Stored data: Begin

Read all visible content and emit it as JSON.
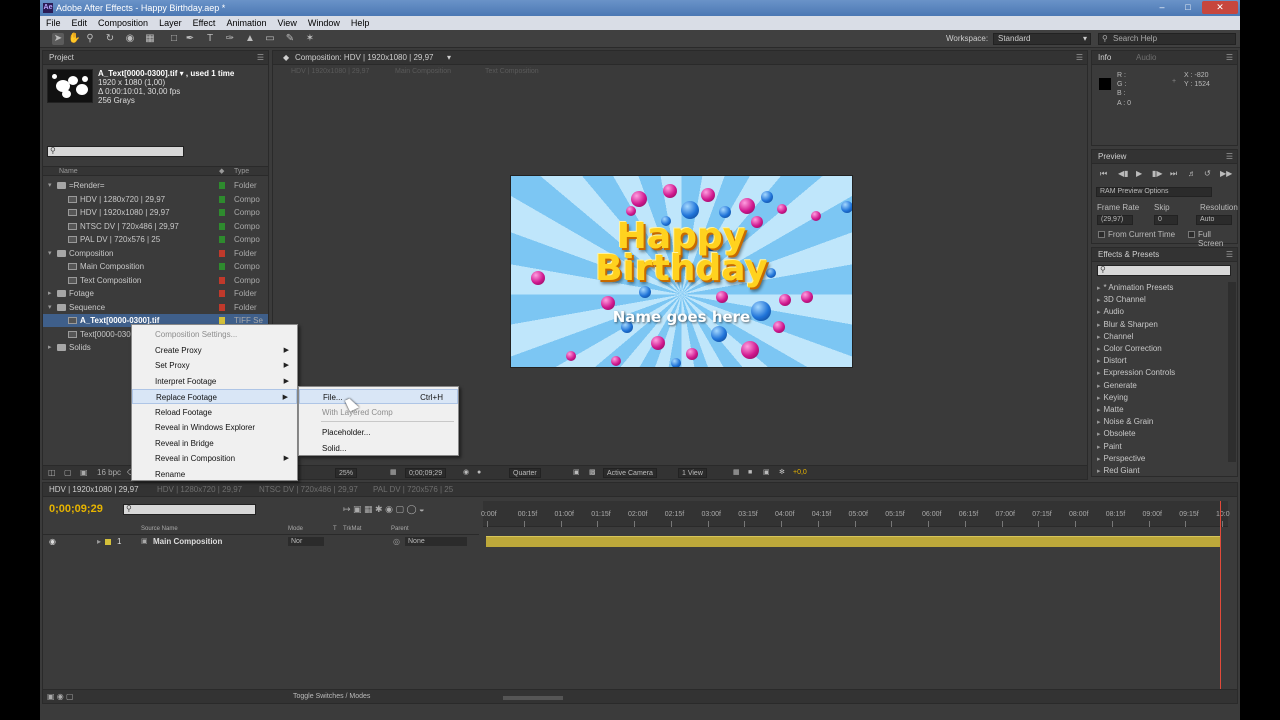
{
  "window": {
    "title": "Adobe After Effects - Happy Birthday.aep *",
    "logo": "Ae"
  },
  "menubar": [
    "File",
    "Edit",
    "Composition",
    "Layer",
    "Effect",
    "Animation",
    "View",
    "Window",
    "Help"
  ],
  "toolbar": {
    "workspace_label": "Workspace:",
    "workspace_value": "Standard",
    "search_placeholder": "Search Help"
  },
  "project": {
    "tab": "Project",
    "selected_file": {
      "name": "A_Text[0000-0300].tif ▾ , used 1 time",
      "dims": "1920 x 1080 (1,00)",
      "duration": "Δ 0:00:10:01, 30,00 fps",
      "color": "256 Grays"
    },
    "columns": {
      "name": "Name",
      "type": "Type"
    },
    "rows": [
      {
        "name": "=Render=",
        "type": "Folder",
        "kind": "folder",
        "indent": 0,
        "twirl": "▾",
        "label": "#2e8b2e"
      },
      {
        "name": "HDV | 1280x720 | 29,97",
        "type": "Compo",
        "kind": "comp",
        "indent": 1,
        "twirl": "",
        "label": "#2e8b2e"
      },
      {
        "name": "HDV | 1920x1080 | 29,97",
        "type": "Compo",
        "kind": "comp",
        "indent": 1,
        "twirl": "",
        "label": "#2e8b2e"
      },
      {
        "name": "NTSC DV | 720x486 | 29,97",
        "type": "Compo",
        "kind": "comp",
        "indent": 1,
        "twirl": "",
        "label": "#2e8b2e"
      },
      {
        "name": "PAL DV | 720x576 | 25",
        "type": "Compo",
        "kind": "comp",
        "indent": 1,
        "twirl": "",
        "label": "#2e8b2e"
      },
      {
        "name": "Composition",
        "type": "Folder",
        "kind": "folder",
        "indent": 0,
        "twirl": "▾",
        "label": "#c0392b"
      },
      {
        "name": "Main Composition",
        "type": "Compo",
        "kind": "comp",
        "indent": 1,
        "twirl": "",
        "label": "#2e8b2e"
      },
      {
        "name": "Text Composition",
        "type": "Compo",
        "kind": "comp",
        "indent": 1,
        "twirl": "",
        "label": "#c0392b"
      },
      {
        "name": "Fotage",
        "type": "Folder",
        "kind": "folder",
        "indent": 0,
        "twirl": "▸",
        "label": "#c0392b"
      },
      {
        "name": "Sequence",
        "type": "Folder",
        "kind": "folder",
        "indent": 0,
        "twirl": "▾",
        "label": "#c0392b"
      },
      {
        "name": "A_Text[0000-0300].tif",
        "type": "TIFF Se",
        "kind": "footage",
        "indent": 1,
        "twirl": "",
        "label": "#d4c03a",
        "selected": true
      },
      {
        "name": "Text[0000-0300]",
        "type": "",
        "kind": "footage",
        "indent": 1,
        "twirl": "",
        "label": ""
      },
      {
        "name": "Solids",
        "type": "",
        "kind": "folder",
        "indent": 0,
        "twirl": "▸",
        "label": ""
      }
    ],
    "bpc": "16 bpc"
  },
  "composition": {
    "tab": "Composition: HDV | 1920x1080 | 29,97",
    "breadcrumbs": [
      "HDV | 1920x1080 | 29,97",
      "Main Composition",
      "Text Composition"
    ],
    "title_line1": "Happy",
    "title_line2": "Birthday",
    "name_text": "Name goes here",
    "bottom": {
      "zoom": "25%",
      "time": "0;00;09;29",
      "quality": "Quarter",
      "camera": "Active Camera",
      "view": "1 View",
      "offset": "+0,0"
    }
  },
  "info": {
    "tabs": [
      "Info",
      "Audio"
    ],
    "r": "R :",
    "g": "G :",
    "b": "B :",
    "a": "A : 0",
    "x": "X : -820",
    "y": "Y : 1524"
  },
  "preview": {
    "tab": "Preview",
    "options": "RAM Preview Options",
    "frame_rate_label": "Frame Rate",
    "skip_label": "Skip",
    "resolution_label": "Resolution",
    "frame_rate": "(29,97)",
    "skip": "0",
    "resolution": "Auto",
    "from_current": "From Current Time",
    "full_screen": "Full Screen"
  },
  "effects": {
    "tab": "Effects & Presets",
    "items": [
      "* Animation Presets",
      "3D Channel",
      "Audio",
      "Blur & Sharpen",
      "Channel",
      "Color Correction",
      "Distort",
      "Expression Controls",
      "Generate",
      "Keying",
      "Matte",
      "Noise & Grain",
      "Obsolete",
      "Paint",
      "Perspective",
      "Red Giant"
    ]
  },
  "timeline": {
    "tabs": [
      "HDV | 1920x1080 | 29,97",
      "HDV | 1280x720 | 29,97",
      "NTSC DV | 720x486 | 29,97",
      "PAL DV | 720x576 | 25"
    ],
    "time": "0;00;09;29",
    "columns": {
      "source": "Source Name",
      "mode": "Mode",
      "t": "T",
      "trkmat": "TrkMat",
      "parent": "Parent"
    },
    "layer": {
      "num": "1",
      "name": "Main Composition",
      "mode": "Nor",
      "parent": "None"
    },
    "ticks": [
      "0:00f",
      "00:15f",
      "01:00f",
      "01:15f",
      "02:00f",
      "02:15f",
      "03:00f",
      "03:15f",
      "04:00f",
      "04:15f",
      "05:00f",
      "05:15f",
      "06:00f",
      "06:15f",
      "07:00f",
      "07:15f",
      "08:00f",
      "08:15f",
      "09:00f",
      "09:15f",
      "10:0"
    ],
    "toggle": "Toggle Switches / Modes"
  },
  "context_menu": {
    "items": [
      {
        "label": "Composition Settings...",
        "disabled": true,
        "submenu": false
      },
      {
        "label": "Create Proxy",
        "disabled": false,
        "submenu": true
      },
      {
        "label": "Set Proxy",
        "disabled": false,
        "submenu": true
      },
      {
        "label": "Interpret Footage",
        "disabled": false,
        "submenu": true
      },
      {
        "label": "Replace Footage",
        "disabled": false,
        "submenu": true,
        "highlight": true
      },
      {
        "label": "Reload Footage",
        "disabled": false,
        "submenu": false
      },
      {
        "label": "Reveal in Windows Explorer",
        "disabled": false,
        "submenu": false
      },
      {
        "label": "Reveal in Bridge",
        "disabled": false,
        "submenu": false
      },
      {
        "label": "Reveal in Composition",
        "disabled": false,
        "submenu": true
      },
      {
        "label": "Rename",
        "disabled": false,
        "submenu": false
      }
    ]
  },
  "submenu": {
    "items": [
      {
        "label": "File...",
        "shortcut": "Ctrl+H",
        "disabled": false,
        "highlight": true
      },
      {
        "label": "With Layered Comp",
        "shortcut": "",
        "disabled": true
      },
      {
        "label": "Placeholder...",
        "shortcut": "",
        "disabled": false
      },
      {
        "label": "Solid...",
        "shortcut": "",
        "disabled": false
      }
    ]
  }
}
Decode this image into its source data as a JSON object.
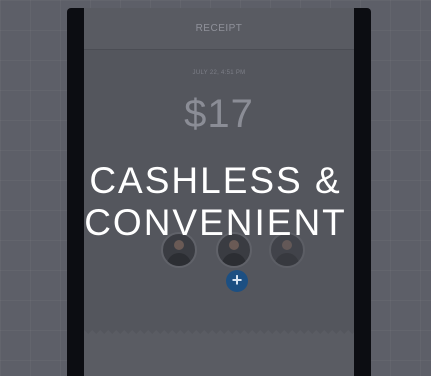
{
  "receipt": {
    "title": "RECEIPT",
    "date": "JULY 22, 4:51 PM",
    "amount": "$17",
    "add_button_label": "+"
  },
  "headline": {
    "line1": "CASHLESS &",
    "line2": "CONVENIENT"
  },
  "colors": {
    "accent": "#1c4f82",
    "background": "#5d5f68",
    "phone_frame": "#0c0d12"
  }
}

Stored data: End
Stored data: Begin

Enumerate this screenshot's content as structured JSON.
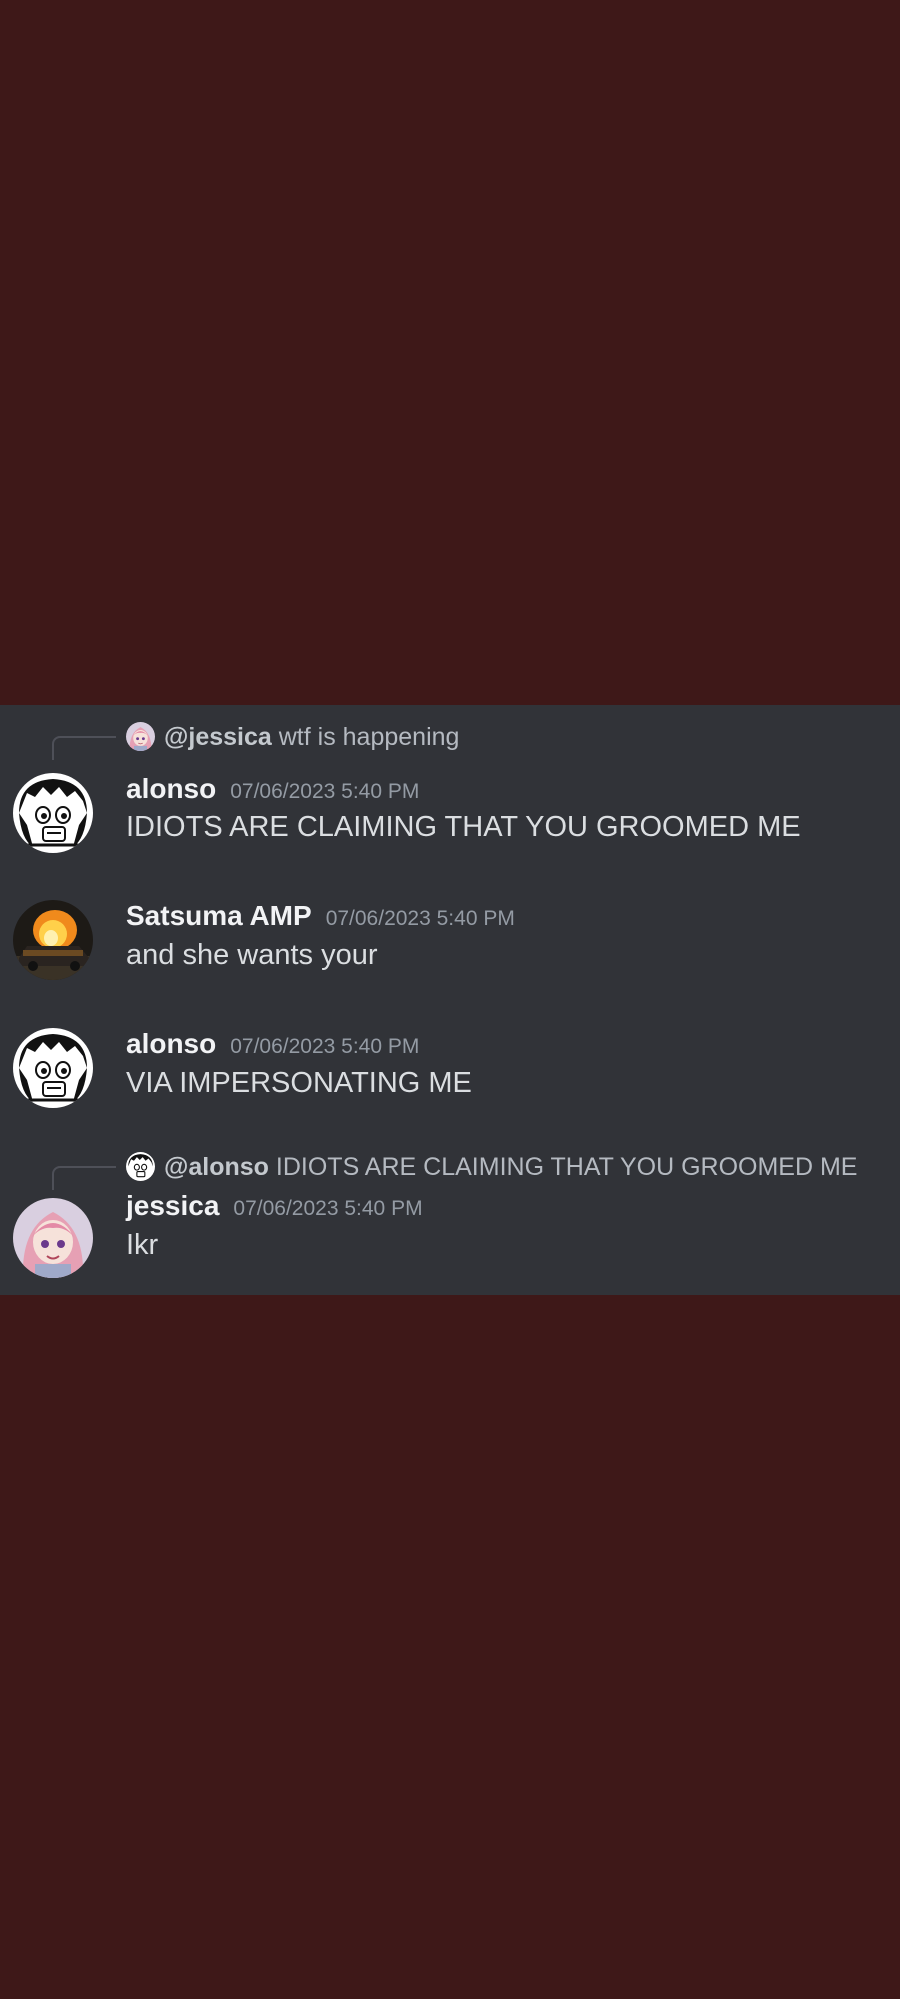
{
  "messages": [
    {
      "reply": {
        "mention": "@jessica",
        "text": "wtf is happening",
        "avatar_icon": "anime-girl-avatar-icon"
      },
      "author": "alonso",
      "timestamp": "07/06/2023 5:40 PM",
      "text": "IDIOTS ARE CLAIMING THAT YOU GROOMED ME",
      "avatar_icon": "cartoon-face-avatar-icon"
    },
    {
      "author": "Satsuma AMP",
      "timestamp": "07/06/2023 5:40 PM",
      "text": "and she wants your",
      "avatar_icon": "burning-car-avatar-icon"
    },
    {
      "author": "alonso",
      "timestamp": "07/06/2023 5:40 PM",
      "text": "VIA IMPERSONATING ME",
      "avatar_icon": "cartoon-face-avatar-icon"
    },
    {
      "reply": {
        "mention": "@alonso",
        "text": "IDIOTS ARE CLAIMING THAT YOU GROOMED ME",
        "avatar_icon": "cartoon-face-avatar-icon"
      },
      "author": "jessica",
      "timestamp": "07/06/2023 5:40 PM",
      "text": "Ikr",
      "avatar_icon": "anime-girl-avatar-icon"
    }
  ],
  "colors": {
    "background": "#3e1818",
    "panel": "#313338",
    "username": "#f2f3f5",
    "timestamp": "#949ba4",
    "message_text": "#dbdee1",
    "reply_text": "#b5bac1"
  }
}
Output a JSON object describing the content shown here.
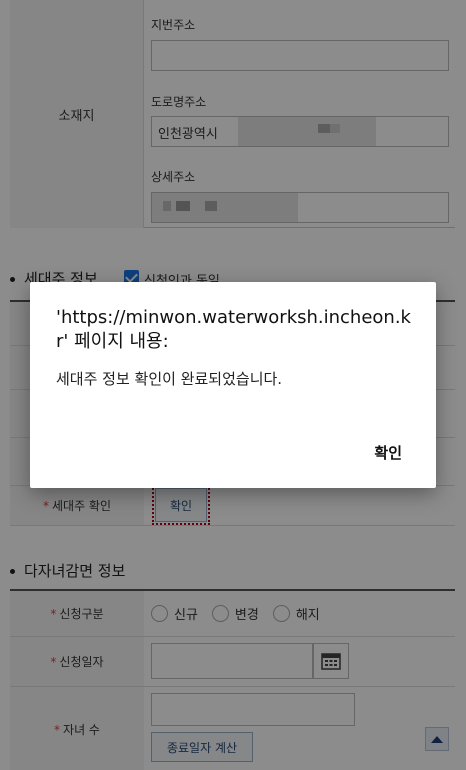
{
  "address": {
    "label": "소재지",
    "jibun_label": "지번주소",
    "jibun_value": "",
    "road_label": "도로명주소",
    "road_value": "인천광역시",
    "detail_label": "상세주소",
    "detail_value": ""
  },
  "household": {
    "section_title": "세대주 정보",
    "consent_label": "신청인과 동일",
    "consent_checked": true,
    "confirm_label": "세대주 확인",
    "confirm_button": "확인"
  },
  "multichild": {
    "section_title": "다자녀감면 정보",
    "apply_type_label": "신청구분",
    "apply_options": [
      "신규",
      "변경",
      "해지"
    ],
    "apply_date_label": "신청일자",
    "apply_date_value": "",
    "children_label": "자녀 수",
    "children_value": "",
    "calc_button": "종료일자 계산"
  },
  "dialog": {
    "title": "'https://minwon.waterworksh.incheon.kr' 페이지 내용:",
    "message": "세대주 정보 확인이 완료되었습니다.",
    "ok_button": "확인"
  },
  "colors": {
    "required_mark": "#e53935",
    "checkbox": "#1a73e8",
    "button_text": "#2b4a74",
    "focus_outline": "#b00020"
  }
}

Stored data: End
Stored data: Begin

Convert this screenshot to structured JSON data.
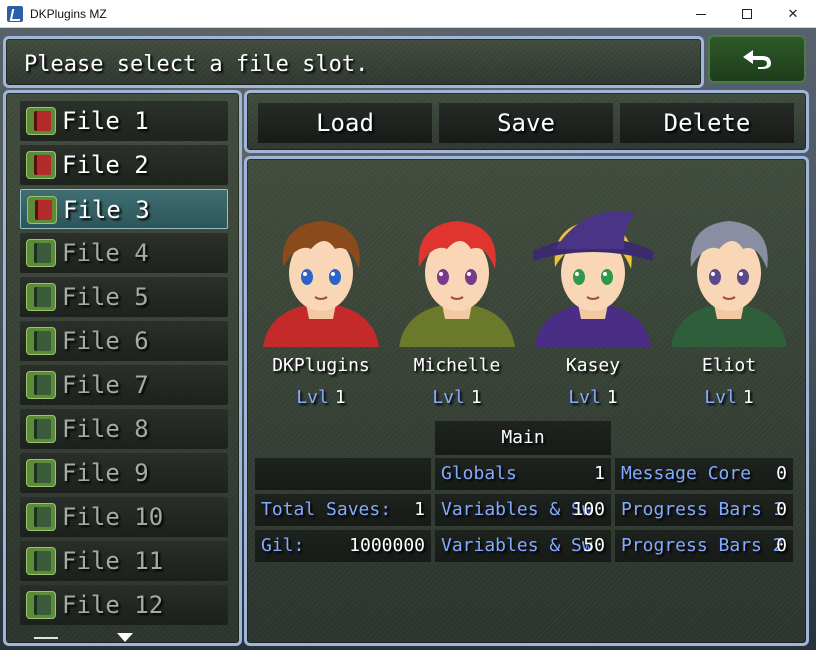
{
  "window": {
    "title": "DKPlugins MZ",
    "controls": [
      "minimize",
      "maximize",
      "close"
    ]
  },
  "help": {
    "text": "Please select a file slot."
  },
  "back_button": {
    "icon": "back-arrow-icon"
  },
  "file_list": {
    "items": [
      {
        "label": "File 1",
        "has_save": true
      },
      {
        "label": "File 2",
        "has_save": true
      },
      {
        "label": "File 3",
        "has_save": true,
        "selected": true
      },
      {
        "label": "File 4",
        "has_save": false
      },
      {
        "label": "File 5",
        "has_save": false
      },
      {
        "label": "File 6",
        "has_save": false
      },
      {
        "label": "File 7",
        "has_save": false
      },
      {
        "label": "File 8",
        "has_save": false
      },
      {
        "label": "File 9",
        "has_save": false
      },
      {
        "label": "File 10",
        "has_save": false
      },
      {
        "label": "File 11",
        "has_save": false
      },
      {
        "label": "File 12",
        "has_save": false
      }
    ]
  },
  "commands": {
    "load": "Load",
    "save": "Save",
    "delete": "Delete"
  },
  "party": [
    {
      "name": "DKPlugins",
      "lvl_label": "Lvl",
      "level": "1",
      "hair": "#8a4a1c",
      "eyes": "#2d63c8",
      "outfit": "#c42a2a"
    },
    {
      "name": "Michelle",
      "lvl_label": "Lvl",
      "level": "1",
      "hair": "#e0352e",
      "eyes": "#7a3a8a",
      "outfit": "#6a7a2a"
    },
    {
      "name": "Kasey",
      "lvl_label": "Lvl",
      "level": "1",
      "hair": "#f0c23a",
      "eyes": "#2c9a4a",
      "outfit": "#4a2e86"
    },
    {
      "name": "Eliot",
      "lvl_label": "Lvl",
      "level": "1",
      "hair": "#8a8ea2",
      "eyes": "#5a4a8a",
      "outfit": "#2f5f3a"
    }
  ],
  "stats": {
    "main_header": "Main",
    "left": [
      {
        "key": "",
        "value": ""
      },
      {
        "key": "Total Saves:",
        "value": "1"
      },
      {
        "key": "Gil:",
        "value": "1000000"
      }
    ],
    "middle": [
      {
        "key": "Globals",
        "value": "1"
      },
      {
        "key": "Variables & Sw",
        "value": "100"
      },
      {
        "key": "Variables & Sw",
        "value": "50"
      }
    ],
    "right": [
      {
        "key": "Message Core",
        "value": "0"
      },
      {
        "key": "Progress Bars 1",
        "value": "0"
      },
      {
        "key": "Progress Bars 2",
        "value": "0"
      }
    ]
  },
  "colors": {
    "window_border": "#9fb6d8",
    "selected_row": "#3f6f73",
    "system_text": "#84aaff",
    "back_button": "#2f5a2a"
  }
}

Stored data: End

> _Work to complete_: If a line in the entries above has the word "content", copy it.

> _Answer to this exercise_:
Read all visible content and emit it as JSON.
Enumerate this screenshot's content as structured JSON.
Output a JSON object describing the content shown here.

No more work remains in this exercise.